From 'The Thin Man' to 'Dogfight': A broken-hearted Valentine's playlist
It has not been an easy week.
At the start of the week, we had our editorial meeting here at HitFix, as we do every Monday, to talk about both the week ahead and longer-term projects as well. For fairly obvious reasons, there was a fair amount of talk about Valentine's Day content, and I mentioned a few different ideas that I might write about, including one that I'll end up publishing at some point about Steve Martin.
But even as I pitched a few ideas, I found myself uncomfortable with the entire idea of writing about romantic films right now. Honestly, I was hoping to spend this week with my head down and then just sail right through this weekend without writing about love at all, because for the first time in my adult life, I am no longer sure what I think about it.
After all, I was with my wife for 14 years. And over the course of that long relationship, my ideas about love and fidelity and intimacy changed dramatically, not only because of what I had in my life, but also because of what I did not have in my life. Even the experiences I've had since I moved out of my house last year have altered me in fairly dramatic ways. There are films I can't watch anymore, films that belonged to us, films that feel wrong now in some fundamental way. The same thing is true of music. Last week, I was listening to iTunes on shuffle, and a Dean Martin tune came up. I've listened to Dean Martin my whole life, but now I can't. That sound… the entire mood of Martin's music… that's tied to her now. Tied to times when things worked, when we still made sense.
The last time I was a single person on Valentine's Day, I was 30 years old. I was working as a screenwriter, and I was also writing for Ain't It Cool News. I was still getting over a nasty break-up, just getting back into dating. I had just started to truly enjoy being single when I met my wife-to-be at a party. There was a moment of connection that freaked me out enough that I avoided her for six months. I specifically did not want someone serious in my life. I wanted to just relax and enjoy finally earning a living the way I wanted to, as a writer. Then a friend set up a night out at the movies and invited her along, turning "Amores Perros" into our first date. While it wasn't quite the disaster as a first date I witnessed where a guy brought a girl to see "Ichi The Killer," I still wonder if I should have taken the translated title of "Love's A Bitch" as an omen.

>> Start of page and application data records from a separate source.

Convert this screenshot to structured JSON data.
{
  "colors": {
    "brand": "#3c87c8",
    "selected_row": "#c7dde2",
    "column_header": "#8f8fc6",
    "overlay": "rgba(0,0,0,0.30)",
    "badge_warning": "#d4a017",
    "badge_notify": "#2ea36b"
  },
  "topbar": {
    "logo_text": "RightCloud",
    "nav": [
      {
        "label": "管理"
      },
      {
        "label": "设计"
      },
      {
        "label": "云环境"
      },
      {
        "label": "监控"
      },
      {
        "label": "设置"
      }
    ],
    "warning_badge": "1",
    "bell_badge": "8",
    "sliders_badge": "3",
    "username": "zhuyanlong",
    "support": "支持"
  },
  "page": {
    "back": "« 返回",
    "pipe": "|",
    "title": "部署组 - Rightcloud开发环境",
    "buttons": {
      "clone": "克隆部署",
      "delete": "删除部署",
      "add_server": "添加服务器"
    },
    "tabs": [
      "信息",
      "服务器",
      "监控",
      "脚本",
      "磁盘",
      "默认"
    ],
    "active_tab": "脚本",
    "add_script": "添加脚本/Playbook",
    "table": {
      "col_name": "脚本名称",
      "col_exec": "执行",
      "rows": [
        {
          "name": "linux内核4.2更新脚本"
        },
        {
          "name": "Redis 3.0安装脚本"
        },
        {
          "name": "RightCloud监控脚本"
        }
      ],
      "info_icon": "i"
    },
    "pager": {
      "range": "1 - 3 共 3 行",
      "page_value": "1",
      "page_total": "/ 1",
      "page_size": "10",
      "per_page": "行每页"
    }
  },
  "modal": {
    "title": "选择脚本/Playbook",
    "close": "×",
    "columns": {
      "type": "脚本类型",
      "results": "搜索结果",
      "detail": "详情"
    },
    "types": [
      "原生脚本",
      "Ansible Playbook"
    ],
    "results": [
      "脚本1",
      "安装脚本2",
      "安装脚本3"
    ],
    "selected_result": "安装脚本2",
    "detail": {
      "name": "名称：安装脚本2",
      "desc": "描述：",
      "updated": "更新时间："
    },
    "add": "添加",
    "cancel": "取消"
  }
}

All of that feels like it was a lifetime ago. I started Friday by opening an e-mail to see that a friend had forwarded me this article on divorce from The New York Times. I appreciate the sentiment, but as a start to the day? Rough. It took me a while to even understand what it was that kept hurting me so deeply. There's a line in Sarah Polley's terrific and deeply overlooked film "Take This Waltz," delivered by Seth Rogen's character as he tries to absorb the news that his wife is leaving him. "I thought you were going to be there when I died." There is a grief that I have been feeling for what I thought my life was going to be that has nothing to do with what it actually was. I had a picture in my head of how things were going to be. We had a house. We had our kids. We had this shared future stretching off into how knows how long. My own parents are in their 70s now, still in love, still committed, and when I talk to them, it all seems so easy. I see friends of mine who are starting their journeys together, who are in the early bloom of marriage or who are still searching for some connection, and it gives me solace or hope or some sense that there is still normal in the world. Just not for me. Not right now.
I have opened and closed a half-dozen different files this week trying to find the way into this piece. There's a part of me this year that is bruised and bloodied that considered celebrating the holiday by watching "Shoot The Moon" and "Blue Valentine" on repeat while seeing how fast I can reach the bottom of a bottle of Jameson's. There's a part of me that wanted to just hole up and hide from everyone this week. But there's also a part of me that believes that we are given as many reset buttons in this life as we want. We just have to be strong enough to actually push that button and reset. And there's another part of me that believes that the most important thing I have to do this year is remember that there is more to love than one narrow definition.
So how do I write a Valentine's Day article in a year where I have gone through such a seismic shift in who I am and how I live? How do you write about it once you've gone through the end of a marriage, with all that implies? After you've laid next to someone who you thought you would be with forever and realized that you are lonely on an existential level, it seems terrifying to open yourself back up to anything that has to do with love, and writing about it can feel phony.
Then again, I can't imagine life without it. I would like to be cynical and closed off, but I don't know how to live that way. I never have. That was part of what made the last five years so brutally difficult. In some ways, I feel like I'm just now starting to understand what it is I want from a partner in life. In other ways, I feel like it's pointless to look for one person, one partner, one permanent situation. I'm not sure I believe in permanence… but I hate to think it doesn't exist.
I decided to watch ten movies about love this week. Ten films that approach it in different ways, that reach different conclusions, that celebrate different things. These aren't the ten best movies about love or my ten favorite movies about love. But these ten films were the ones I picked this week to see if I could sort of where I am right now and how I'm feeling, and I'll present them in the order I watched them, since it definitely ended up having a cumulative impact on me. They were my lifeline, my broken-hearted playlist.
And I'll tell you right now… it got rough.